• Instructions for the task
Read through the lines below and copy the ones holding the string "Utilisation".

• Exercise inputs

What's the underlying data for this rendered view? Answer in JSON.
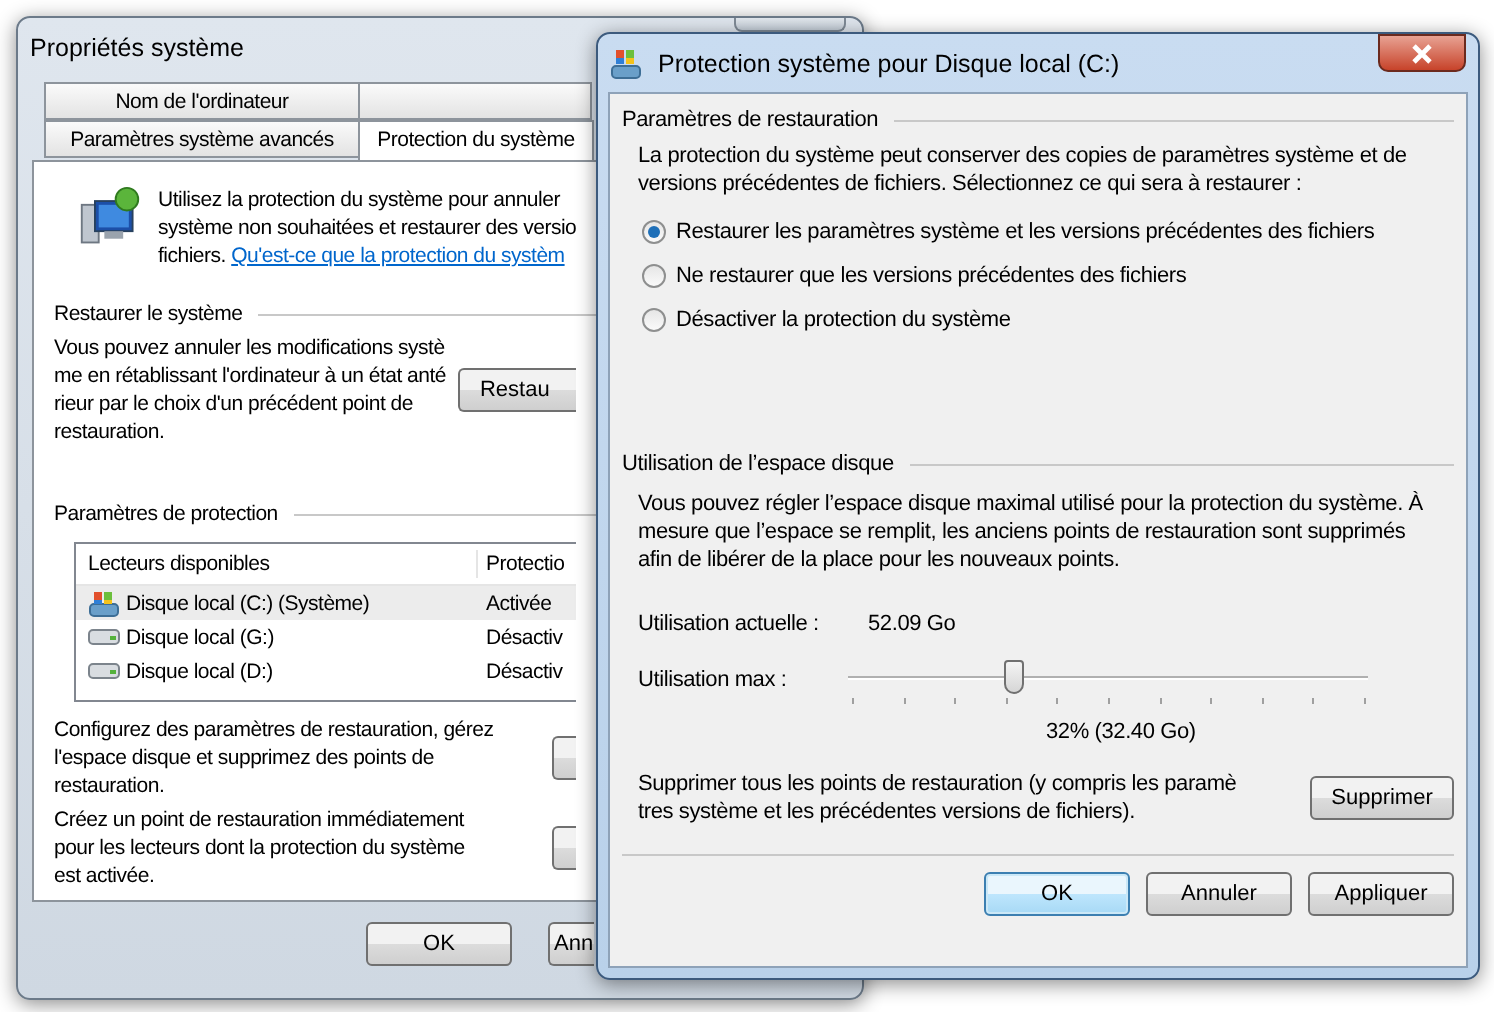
{
  "back_window": {
    "title": "Propriétés système",
    "tabs_row1": [
      {
        "label": "Nom de l'ordinateur",
        "selected": false
      },
      {
        "selected": false
      }
    ],
    "tabs_row2": [
      {
        "label": "Paramètres système avancés",
        "selected": false
      },
      {
        "label": "Protection du système",
        "selected": true
      }
    ],
    "intro_lines": [
      "Utilisez la protection du système pour annuler",
      "système non souhaitées et restaurer des versio",
      "fichiers."
    ],
    "intro_link": "Qu'est-ce que la protection du systèm",
    "restore_group": {
      "title": "Restaurer le système",
      "lines": [
        "Vous pouvez annuler les modifications systè",
        "me en rétablissant l'ordinateur à un état anté",
        "rieur par le choix d'un précédent point de",
        "restauration."
      ],
      "button": "Restau"
    },
    "protection_group": {
      "title": "Paramètres de protection",
      "table": {
        "columns": [
          "Lecteurs disponibles",
          "Protectio"
        ],
        "rows": [
          {
            "kind": "system",
            "drive": "Disque local (C:) (Système)",
            "protection": "Activée",
            "selected": true
          },
          {
            "kind": "disk",
            "drive": "Disque local (G:)",
            "protection": "Désactiv",
            "selected": false
          },
          {
            "kind": "disk",
            "drive": "Disque local (D:)",
            "protection": "Désactiv",
            "selected": false
          }
        ]
      },
      "configure_lines": [
        "Configurez des paramètres de restauration, gérez",
        "l'espace disque et supprimez des points de",
        "restauration."
      ],
      "create_lines": [
        "Créez un point de restauration immédiatement",
        "pour les lecteurs dont la protection du système",
        "est activée."
      ]
    },
    "buttons": [
      "OK",
      "Ann"
    ]
  },
  "front_window": {
    "title": "Protection système pour Disque local (C:)",
    "restore_settings": {
      "title": "Paramètres de restauration",
      "lines": [
        "La protection du système peut conserver des copies de paramètres système et de",
        "versions précédentes de fichiers. Sélectionnez ce qui sera à restaurer :"
      ],
      "options": [
        {
          "label": "Restaurer les paramètres système et les versions précédentes des fichiers",
          "selected": true
        },
        {
          "label": "Ne restaurer que les versions précédentes des fichiers",
          "selected": false
        },
        {
          "label": "Désactiver la protection du système",
          "selected": false
        }
      ]
    },
    "disk_usage": {
      "title": "Utilisation de l’espace disque",
      "lines": [
        "Vous pouvez régler l’espace disque maximal utilisé pour la protection du système. À",
        "mesure que l’espace se remplit, les anciens points de restauration sont supprimés",
        "afin de libérer de la place pour les nouveaux points."
      ],
      "current_label": "Utilisation actuelle :",
      "current_value": "52.09 Go",
      "max_label": "Utilisation max :",
      "level": 0.32,
      "max_reading": "32% (32.40 Go)",
      "delete_lines": [
        "Supprimer tous les points de restauration (y compris les paramè",
        "tres système et les précédentes versions de fichiers)."
      ],
      "delete_button": "Supprimer"
    },
    "buttons": [
      {
        "label": "OK",
        "default": true
      },
      {
        "label": "Annuler",
        "default": false
      },
      {
        "label": "Appliquer",
        "default": false
      }
    ]
  }
}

• Solution to this task
      "title": "Utilisation de l’espace disque",
      "current_label": "Utilisation actuelle :",
      "max_label": "Utilisation max :",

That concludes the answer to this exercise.